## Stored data
Segment Open
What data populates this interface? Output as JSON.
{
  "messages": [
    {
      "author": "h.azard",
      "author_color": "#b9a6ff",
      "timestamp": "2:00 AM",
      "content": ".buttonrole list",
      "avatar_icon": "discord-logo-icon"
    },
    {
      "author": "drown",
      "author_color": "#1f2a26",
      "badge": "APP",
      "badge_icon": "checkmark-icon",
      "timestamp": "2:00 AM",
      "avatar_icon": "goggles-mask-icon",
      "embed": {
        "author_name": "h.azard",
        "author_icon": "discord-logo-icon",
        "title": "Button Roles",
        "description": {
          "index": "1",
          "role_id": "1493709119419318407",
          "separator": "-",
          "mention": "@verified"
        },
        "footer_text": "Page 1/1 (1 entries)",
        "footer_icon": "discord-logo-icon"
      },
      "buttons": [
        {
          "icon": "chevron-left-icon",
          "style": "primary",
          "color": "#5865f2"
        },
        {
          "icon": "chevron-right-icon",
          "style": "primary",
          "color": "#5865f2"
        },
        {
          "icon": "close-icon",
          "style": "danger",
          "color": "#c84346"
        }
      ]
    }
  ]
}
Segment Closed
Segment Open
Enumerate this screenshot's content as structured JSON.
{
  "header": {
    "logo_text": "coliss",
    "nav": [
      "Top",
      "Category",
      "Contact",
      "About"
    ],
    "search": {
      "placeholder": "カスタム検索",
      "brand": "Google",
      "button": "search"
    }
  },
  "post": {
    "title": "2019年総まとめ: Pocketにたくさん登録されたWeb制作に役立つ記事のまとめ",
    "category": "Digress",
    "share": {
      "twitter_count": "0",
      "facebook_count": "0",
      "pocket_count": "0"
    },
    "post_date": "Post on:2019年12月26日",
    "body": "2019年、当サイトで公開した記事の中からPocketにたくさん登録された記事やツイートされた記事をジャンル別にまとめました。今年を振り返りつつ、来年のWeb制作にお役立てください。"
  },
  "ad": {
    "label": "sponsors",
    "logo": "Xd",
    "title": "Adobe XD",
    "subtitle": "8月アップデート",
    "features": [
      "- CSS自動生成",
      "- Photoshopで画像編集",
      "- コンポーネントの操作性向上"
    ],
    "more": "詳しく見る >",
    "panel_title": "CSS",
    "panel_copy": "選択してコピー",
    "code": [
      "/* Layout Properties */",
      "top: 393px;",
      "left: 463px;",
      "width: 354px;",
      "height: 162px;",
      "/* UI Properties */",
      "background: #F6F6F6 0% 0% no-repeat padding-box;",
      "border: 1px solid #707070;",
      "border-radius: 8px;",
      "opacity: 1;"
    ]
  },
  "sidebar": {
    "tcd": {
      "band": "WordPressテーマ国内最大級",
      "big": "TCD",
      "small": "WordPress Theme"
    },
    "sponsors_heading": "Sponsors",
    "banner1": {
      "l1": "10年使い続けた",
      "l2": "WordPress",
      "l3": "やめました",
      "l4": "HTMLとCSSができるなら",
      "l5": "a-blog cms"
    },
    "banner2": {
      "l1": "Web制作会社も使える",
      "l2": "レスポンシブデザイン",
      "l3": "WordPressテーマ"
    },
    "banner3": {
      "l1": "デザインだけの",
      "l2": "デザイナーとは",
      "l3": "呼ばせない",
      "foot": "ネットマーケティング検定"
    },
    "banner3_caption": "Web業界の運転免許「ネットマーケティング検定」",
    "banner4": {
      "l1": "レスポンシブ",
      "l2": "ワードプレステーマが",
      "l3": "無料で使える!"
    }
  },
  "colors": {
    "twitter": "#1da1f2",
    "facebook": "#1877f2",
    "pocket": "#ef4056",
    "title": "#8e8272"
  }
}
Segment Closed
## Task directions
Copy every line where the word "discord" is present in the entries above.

## Result for this exercise
      "avatar_icon": "discord-logo-icon"
        "author_icon": "discord-logo-icon",
        "footer_icon": "discord-logo-icon"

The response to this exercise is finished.